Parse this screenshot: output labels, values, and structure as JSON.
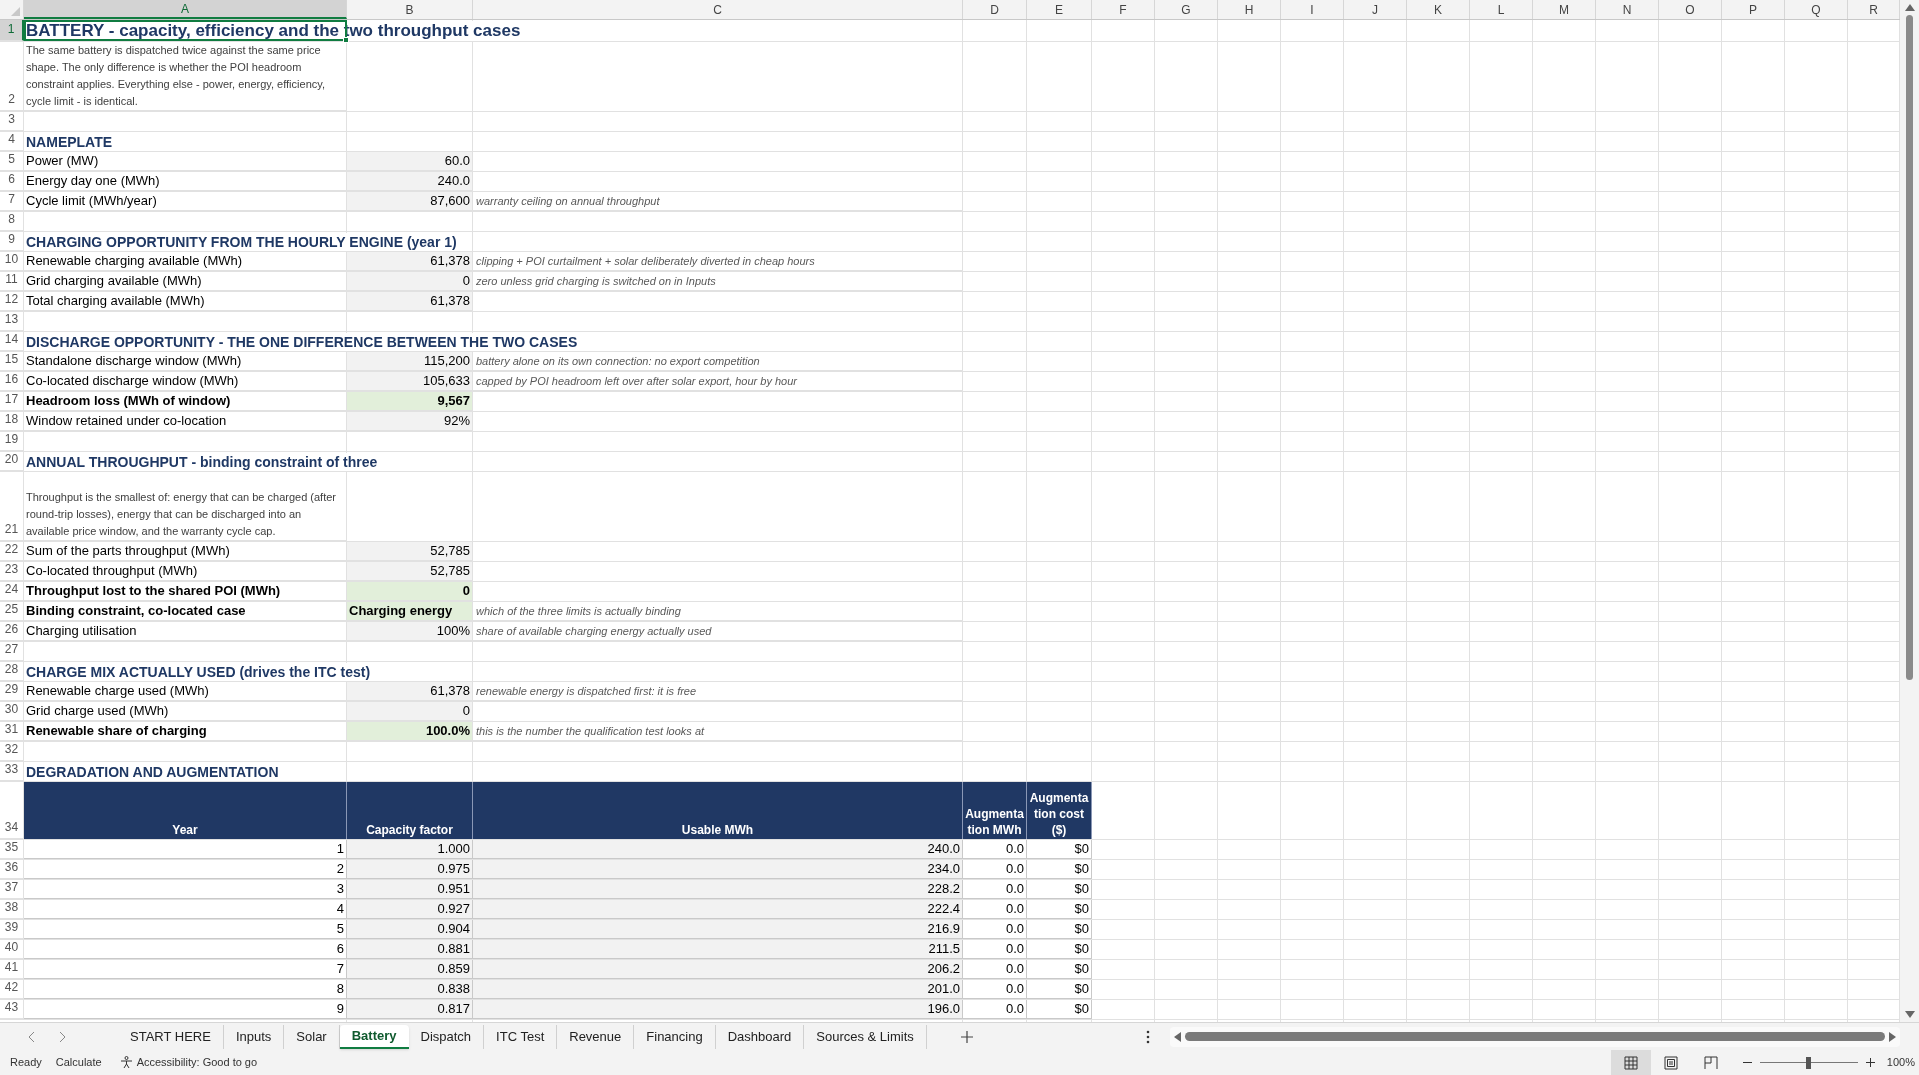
{
  "columns": [
    {
      "label": "A",
      "selected": true
    },
    {
      "label": "B",
      "selected": false
    },
    {
      "label": "C",
      "selected": false
    },
    {
      "label": "D",
      "selected": false
    },
    {
      "label": "E",
      "selected": false
    },
    {
      "label": "F",
      "selected": false
    },
    {
      "label": "G",
      "selected": false
    },
    {
      "label": "H",
      "selected": false
    },
    {
      "label": "I",
      "selected": false
    },
    {
      "label": "J",
      "selected": false
    },
    {
      "label": "K",
      "selected": false
    },
    {
      "label": "L",
      "selected": false
    },
    {
      "label": "M",
      "selected": false
    },
    {
      "label": "N",
      "selected": false
    },
    {
      "label": "O",
      "selected": false
    },
    {
      "label": "P",
      "selected": false
    },
    {
      "label": "Q",
      "selected": false
    },
    {
      "label": "R",
      "selected": false
    }
  ],
  "rows": [
    {
      "number": "1",
      "selected": true,
      "kind": "title",
      "text": "BATTERY - capacity, efficiency and the two throughput cases"
    },
    {
      "number": "2",
      "selected": false,
      "kind": "note",
      "text": "The same battery is dispatched twice against the same price shape. The only difference is whether the POI headroom constraint applies. Everything else - power, energy, efficiency, cycle limit - is identical."
    },
    {
      "number": "3",
      "selected": false,
      "kind": "blank"
    },
    {
      "number": "4",
      "selected": false,
      "kind": "section",
      "text": "NAMEPLATE"
    },
    {
      "number": "5",
      "selected": false,
      "kind": "item",
      "label": "Power (MW)",
      "value": "60.0",
      "bold": false,
      "result": false
    },
    {
      "number": "6",
      "selected": false,
      "kind": "item",
      "label": "Energy day one (MWh)",
      "value": "240.0",
      "bold": false,
      "result": false
    },
    {
      "number": "7",
      "selected": false,
      "kind": "item",
      "label": "Cycle limit (MWh/year)",
      "value": "87,600",
      "comment": "warranty ceiling on annual throughput",
      "bold": false,
      "result": false
    },
    {
      "number": "8",
      "selected": false,
      "kind": "blank"
    },
    {
      "number": "9",
      "selected": false,
      "kind": "section",
      "text": "CHARGING OPPORTUNITY FROM THE HOURLY ENGINE (year 1)"
    },
    {
      "number": "10",
      "selected": false,
      "kind": "item",
      "label": "Renewable charging available (MWh)",
      "value": "61,378",
      "comment": "clipping + POI curtailment + solar deliberately diverted in cheap hours",
      "bold": false,
      "result": false
    },
    {
      "number": "11",
      "selected": false,
      "kind": "item",
      "label": "Grid charging available (MWh)",
      "value": "0",
      "comment": "zero unless grid charging is switched on in Inputs",
      "bold": false,
      "result": false
    },
    {
      "number": "12",
      "selected": false,
      "kind": "item",
      "label": "Total charging available (MWh)",
      "value": "61,378",
      "bold": false,
      "result": false
    },
    {
      "number": "13",
      "selected": false,
      "kind": "blank"
    },
    {
      "number": "14",
      "selected": false,
      "kind": "section",
      "text": "DISCHARGE OPPORTUNITY - THE ONE DIFFERENCE BETWEEN THE TWO CASES"
    },
    {
      "number": "15",
      "selected": false,
      "kind": "item",
      "label": "Standalone discharge window (MWh)",
      "value": "115,200",
      "comment": "battery alone on its own connection: no export competition",
      "bold": false,
      "result": false
    },
    {
      "number": "16",
      "selected": false,
      "kind": "item",
      "label": "Co-located discharge window (MWh)",
      "value": "105,633",
      "comment": "capped by POI headroom left over after solar export, hour by hour",
      "bold": false,
      "result": false
    },
    {
      "number": "17",
      "selected": false,
      "kind": "item",
      "label": "Headroom loss (MWh of window)",
      "value": "9,567",
      "bold": true,
      "result": true
    },
    {
      "number": "18",
      "selected": false,
      "kind": "item",
      "label": "Window retained under co-location",
      "value": "92%",
      "bold": false,
      "result": false
    },
    {
      "number": "19",
      "selected": false,
      "kind": "blank"
    },
    {
      "number": "20",
      "selected": false,
      "kind": "section",
      "text": "ANNUAL THROUGHPUT - binding constraint of three"
    },
    {
      "number": "21",
      "selected": false,
      "kind": "note",
      "text": "Throughput is the smallest of: energy that can be charged (after round-trip losses), energy that can be discharged into an available price window, and the warranty cycle cap."
    },
    {
      "number": "22",
      "selected": false,
      "kind": "item",
      "label": "Sum of the parts throughput (MWh)",
      "value": "52,785",
      "bold": false,
      "result": false
    },
    {
      "number": "23",
      "selected": false,
      "kind": "item",
      "label": "Co-located throughput (MWh)",
      "value": "52,785",
      "bold": false,
      "result": false
    },
    {
      "number": "24",
      "selected": false,
      "kind": "item",
      "label": "Throughput lost to the shared POI (MWh)",
      "value": "0",
      "bold": true,
      "result": true
    },
    {
      "number": "25",
      "selected": false,
      "kind": "item_text",
      "label": "Binding constraint, co-located case",
      "value": "Charging energy",
      "comment": "which of the three limits is actually binding",
      "bold": true,
      "result": true
    },
    {
      "number": "26",
      "selected": false,
      "kind": "item",
      "label": "Charging utilisation",
      "value": "100%",
      "comment": "share of available charging energy actually used",
      "bold": false,
      "result": false
    },
    {
      "number": "27",
      "selected": false,
      "kind": "blank"
    },
    {
      "number": "28",
      "selected": false,
      "kind": "section",
      "text": "CHARGE MIX ACTUALLY USED (drives the ITC test)"
    },
    {
      "number": "29",
      "selected": false,
      "kind": "item",
      "label": "Renewable charge used (MWh)",
      "value": "61,378",
      "comment": "renewable energy is dispatched first: it is free",
      "bold": false,
      "result": false
    },
    {
      "number": "30",
      "selected": false,
      "kind": "item",
      "label": "Grid charge used (MWh)",
      "value": "0",
      "bold": false,
      "result": false
    },
    {
      "number": "31",
      "selected": false,
      "kind": "item",
      "label": "Renewable share of charging",
      "value": "100.0%",
      "comment": "this is the number the qualification test looks at",
      "bold": true,
      "result": true
    },
    {
      "number": "32",
      "selected": false,
      "kind": "blank"
    },
    {
      "number": "33",
      "selected": false,
      "kind": "section",
      "text": "DEGRADATION AND AUGMENTATION"
    },
    {
      "number": "34",
      "selected": false,
      "kind": "table_header",
      "cells": [
        "Year",
        "Capacity factor",
        "Usable MWh",
        "Augmentation MWh",
        "Augmentation cost ($)"
      ]
    },
    {
      "number": "35",
      "selected": false,
      "kind": "table_row",
      "cells": [
        "1",
        "1.000",
        "240.0",
        "0.0",
        "$0"
      ]
    },
    {
      "number": "36",
      "selected": false,
      "kind": "table_row",
      "cells": [
        "2",
        "0.975",
        "234.0",
        "0.0",
        "$0"
      ]
    },
    {
      "number": "37",
      "selected": false,
      "kind": "table_row",
      "cells": [
        "3",
        "0.951",
        "228.2",
        "0.0",
        "$0"
      ]
    },
    {
      "number": "38",
      "selected": false,
      "kind": "table_row",
      "cells": [
        "4",
        "0.927",
        "222.4",
        "0.0",
        "$0"
      ]
    },
    {
      "number": "39",
      "selected": false,
      "kind": "table_row",
      "cells": [
        "5",
        "0.904",
        "216.9",
        "0.0",
        "$0"
      ]
    },
    {
      "number": "40",
      "selected": false,
      "kind": "table_row",
      "cells": [
        "6",
        "0.881",
        "211.5",
        "0.0",
        "$0"
      ]
    },
    {
      "number": "41",
      "selected": false,
      "kind": "table_row",
      "cells": [
        "7",
        "0.859",
        "206.2",
        "0.0",
        "$0"
      ]
    },
    {
      "number": "42",
      "selected": false,
      "kind": "table_row",
      "cells": [
        "8",
        "0.838",
        "201.0",
        "0.0",
        "$0"
      ]
    },
    {
      "number": "43",
      "selected": false,
      "kind": "table_row",
      "cells": [
        "9",
        "0.817",
        "196.0",
        "0.0",
        "$0"
      ]
    }
  ],
  "sheet_tabs": [
    {
      "label": "START HERE",
      "selected": false
    },
    {
      "label": "Inputs",
      "selected": false
    },
    {
      "label": "Solar",
      "selected": false
    },
    {
      "label": "Battery",
      "selected": true
    },
    {
      "label": "Dispatch",
      "selected": false
    },
    {
      "label": "ITC Test",
      "selected": false
    },
    {
      "label": "Revenue",
      "selected": false
    },
    {
      "label": "Financing",
      "selected": false
    },
    {
      "label": "Dashboard",
      "selected": false
    },
    {
      "label": "Sources & Limits",
      "selected": false
    }
  ],
  "status_bar": {
    "mode": "Ready",
    "calculate": "Calculate",
    "accessibility": "Accessibility: Good to go",
    "views": [
      {
        "kind": "normal",
        "selected": true
      },
      {
        "kind": "page_layout",
        "selected": false
      },
      {
        "kind": "page_break",
        "selected": false
      }
    ],
    "zoom": {
      "level": 0.5,
      "reading": "100%"
    }
  }
}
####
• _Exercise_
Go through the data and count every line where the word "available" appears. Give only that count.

• _Your response_
5